Here’s an interesting case about lawyers, incapacitated clients, paternalism, and the right to be represented. An Alzheimers affected woman hired a beak to oppose a guardianship application brought by her brother. The court appointed another lawyer to act for her, suspecting that the man she professed to want to marry had in fact been behind the first hiring. The Court-appointed lawyer successfully applied to remove her own lawyer for a conflict of duties owed to her and to the man. An appeal court in the US capital reversed the decision, saying that free will cannot be countermanded on the basis of a hunch as to competence. Sounds like an important principle to me, else some mandarin in the Federal Government might decide that a doctor was not only an illegal alien of thoroughly rotten character but incompetent to boot and appoint a nice government lawyer resident in Nauru to act for him. The NSW Law Society has published a set of Client Capacity Guidelines for Civil and Family Law matters. The diagram featured is from it.
I acted for a solicitor sued by a former client. She said her medication affected her so at the mediation that the lawyer should pay her the difference between the millions she should have got and the paltry amount she considered she did get. I know, it didn’t make sense to me either. Anyway, during the professional negligence case, the lady seemed to flicker in and out of competence depending on whether an adjournment was needed. She had a barrister who stood up in the Supreme Court and said ‘We want an adjournment. Our client doesn’t have capacity. We expect to have the psychiatric report in 6 weeks’ time.’ I opposed the adjournment successfully — I had predicted the play and written to say ‘If you want an adjournment on Monday, get your medical evidence on oath and have your doctor there for cross-examination’, which didn’t happen. But I wondered what had happened when the woman told her lawyers ‘I don’t have capacity’. Or by what paternalistic process the lawyers had decided she did not have capacity, and what had happened when they said to her ‘Listen lady, we think you’ve lost your mind and we’re now going to charge you to go and tell the court that.’ What happened after the adjournment application failed was telling. The lawyers sought to have the matter stood down. They came back and said they were instructed to proceed. Since I wanted the matter to proceed, I didn’t object, but the whole affair was bizzare, and suggested to me that no one had the faintest idea about the rules relating to when a client has sufficient capacity to instruct lawyers — if there are any, and what a lawyer may do if s/he forms the view that the client does not have capacity.
Not long afterwards, I attended a lecture by the Law Institute’s Ethics outreach woman. I strongly suspect she spends much of her time travelling around giving much the same lecture. She said, point blank, that a lawyer may not act for a client who does not have capacity. That can’t possibly be right because lawyers appear for clients before the Mental Health Review Board all the time, and their clients are found to be psychotic and stay locked up in the mental health institution. (That reminds me: I acted for another lawyer sued for negligence. The case was ‘They thought I was crazy but I wasn’t. You didn’t get me out. So please pay me compensation for the time I’m spending in the mental health institution.’ I pleaded contributory negligence for (i) not obeying the lawyer’s instructions not to say a word during the hearing and (ii) doing so by uttering the words ‘No, rocks can talk.’)
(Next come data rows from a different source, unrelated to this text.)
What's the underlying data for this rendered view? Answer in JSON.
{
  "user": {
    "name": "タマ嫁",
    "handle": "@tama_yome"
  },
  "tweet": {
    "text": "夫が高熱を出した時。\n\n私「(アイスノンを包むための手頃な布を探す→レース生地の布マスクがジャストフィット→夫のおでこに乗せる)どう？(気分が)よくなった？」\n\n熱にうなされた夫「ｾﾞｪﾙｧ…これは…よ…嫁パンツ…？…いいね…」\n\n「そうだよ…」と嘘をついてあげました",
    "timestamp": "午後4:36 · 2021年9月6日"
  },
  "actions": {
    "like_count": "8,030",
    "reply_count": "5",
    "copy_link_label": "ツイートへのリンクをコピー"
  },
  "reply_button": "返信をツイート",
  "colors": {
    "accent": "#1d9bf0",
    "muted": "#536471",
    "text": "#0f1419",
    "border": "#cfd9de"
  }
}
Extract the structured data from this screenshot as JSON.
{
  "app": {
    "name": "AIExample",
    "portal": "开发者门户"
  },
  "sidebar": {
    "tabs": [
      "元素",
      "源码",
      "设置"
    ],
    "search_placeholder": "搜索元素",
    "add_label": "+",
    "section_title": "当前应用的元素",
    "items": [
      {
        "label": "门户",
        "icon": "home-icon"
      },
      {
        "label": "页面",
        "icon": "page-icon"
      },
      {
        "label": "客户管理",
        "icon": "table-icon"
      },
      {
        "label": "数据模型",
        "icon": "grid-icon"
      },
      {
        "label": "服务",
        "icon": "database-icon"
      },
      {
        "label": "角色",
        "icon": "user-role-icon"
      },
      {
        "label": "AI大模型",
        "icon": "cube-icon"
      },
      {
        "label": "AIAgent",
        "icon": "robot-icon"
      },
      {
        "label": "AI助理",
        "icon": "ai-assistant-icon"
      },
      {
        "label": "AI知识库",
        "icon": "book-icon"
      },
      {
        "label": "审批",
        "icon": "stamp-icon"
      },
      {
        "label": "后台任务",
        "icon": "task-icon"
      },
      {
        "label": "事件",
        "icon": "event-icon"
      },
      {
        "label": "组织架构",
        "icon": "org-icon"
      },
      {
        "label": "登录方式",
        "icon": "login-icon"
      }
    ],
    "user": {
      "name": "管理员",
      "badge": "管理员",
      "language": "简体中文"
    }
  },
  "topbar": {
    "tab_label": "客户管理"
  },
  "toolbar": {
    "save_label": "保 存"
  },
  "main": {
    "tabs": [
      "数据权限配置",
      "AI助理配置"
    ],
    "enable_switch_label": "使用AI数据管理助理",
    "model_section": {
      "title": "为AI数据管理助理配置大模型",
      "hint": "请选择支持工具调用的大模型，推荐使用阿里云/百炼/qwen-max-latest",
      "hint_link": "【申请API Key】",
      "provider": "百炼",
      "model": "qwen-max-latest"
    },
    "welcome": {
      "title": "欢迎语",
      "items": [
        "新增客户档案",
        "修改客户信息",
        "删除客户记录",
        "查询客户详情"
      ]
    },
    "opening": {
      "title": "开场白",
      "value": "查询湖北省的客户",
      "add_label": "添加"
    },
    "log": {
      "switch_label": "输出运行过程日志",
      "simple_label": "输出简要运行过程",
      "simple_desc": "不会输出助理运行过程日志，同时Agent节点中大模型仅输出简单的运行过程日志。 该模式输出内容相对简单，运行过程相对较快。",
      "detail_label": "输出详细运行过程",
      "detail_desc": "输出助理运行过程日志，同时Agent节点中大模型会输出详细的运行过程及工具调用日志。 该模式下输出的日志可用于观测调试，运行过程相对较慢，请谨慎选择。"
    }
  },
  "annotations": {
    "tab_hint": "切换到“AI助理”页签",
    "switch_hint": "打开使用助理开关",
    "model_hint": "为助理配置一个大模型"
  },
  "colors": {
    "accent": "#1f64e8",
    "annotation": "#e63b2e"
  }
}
- A case about a bipolar lawyer
- Daming He’s experience of the legal regulators
- Woman bankrupted because of solicitor’s failure to attend court suffered no loss
- Litigant’s solicitor tells Supreme Court his client may not have capacity; Court refers a question to VCAT
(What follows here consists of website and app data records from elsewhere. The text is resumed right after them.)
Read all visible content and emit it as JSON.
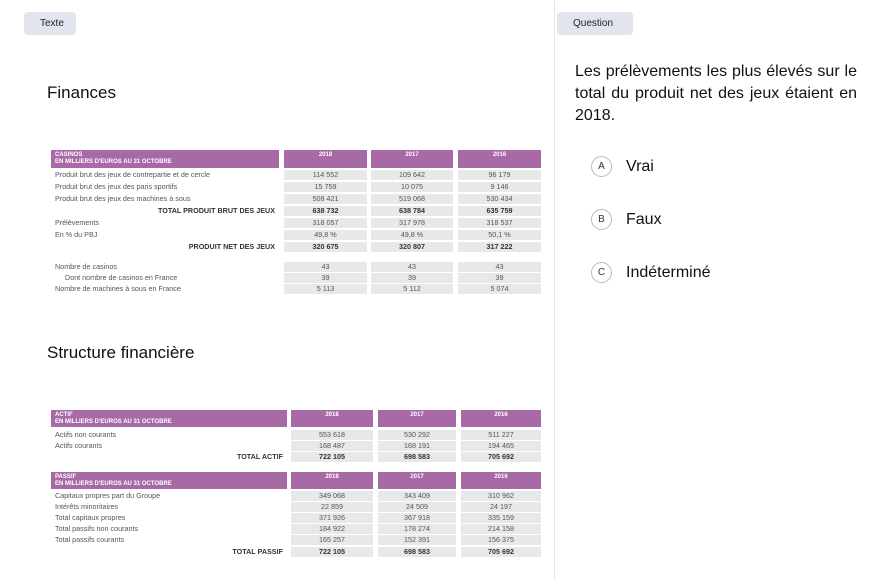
{
  "tabs": {
    "texte": "Texte",
    "question": "Question"
  },
  "headings": {
    "finances": "Finances",
    "structure": "Structure financière"
  },
  "casinos_table": {
    "header_line1": "CASINOS",
    "header_line2": "EN MILLIERS D'EUROS AU 31 OCTOBRE",
    "years": [
      "2018",
      "2017",
      "2016"
    ],
    "rows": [
      {
        "label": "Produit brut des jeux de contrepartie et de cercle",
        "values": [
          "114 552",
          "109 642",
          "96 179"
        ]
      },
      {
        "label": "Produit brut des jeux des paris sportifs",
        "values": [
          "15 759",
          "10 075",
          "9 146"
        ]
      },
      {
        "label": "Produit brut des jeux des machines à sous",
        "values": [
          "508 421",
          "519 068",
          "530 434"
        ]
      },
      {
        "label": "TOTAL PRODUIT BRUT DES JEUX",
        "values": [
          "638 732",
          "638 784",
          "635 759"
        ]
      },
      {
        "label": "Prélèvements",
        "values": [
          "318 057",
          "317 978",
          "318 537"
        ]
      },
      {
        "label": "En % du PBJ",
        "values": [
          "49,8 %",
          "49,8 %",
          "50,1 %"
        ]
      },
      {
        "label": "PRODUIT NET DES JEUX",
        "values": [
          "320 675",
          "320 807",
          "317 222"
        ]
      },
      {
        "label": "Nombre de casinos",
        "values": [
          "43",
          "43",
          "43"
        ]
      },
      {
        "label": "Dont nombre de casinos en France",
        "values": [
          "39",
          "39",
          "39"
        ]
      },
      {
        "label": "Nombre de machines à sous  en France",
        "values": [
          "5 113",
          "5 112",
          "5 074"
        ]
      }
    ]
  },
  "actif_table": {
    "header_line1": "ACTIF",
    "header_line2": "EN MILLIERS D'EUROS AU 31 OCTOBRE",
    "years": [
      "2018",
      "2017",
      "2016"
    ],
    "rows": [
      {
        "label": "Actifs non courants",
        "values": [
          "553 618",
          "530 292",
          "511 227"
        ]
      },
      {
        "label": "Actifs courants",
        "values": [
          "168 487",
          "168 191",
          "194 465"
        ]
      },
      {
        "label": "TOTAL ACTIF",
        "values": [
          "722 105",
          "698 583",
          "705 692"
        ]
      }
    ]
  },
  "passif_table": {
    "header_line1": "PASSIF",
    "header_line2": "EN MILLIERS D'EUROS AU 31 OCTOBRE",
    "years": [
      "2018",
      "2017",
      "2016"
    ],
    "rows": [
      {
        "label": "Capitaux propres part du Groupe",
        "values": [
          "349 068",
          "343 409",
          "310 962"
        ]
      },
      {
        "label": "Intérêts minoritaires",
        "values": [
          "22 859",
          "24 509",
          "24 197"
        ]
      },
      {
        "label": "Total capitaux propres",
        "values": [
          "371 926",
          "367 918",
          "335 159"
        ]
      },
      {
        "label": "Total passifs non courants",
        "values": [
          "184 922",
          "178 274",
          "214 158"
        ]
      },
      {
        "label": "Total passifs courants",
        "values": [
          "165 257",
          "152 391",
          "156 375"
        ]
      },
      {
        "label": "TOTAL PASSIF",
        "values": [
          "722 105",
          "698 583",
          "705 692"
        ]
      }
    ]
  },
  "question": {
    "text": "Les prélèvements les plus élevés sur le total du produit net des jeux étaient en 2018.",
    "options": [
      {
        "letter": "A",
        "label": "Vrai"
      },
      {
        "letter": "B",
        "label": "Faux"
      },
      {
        "letter": "C",
        "label": "Indéterminé"
      }
    ]
  }
}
- How not to bill; how not to deal with a fee dispute; the story of a Yank lawyer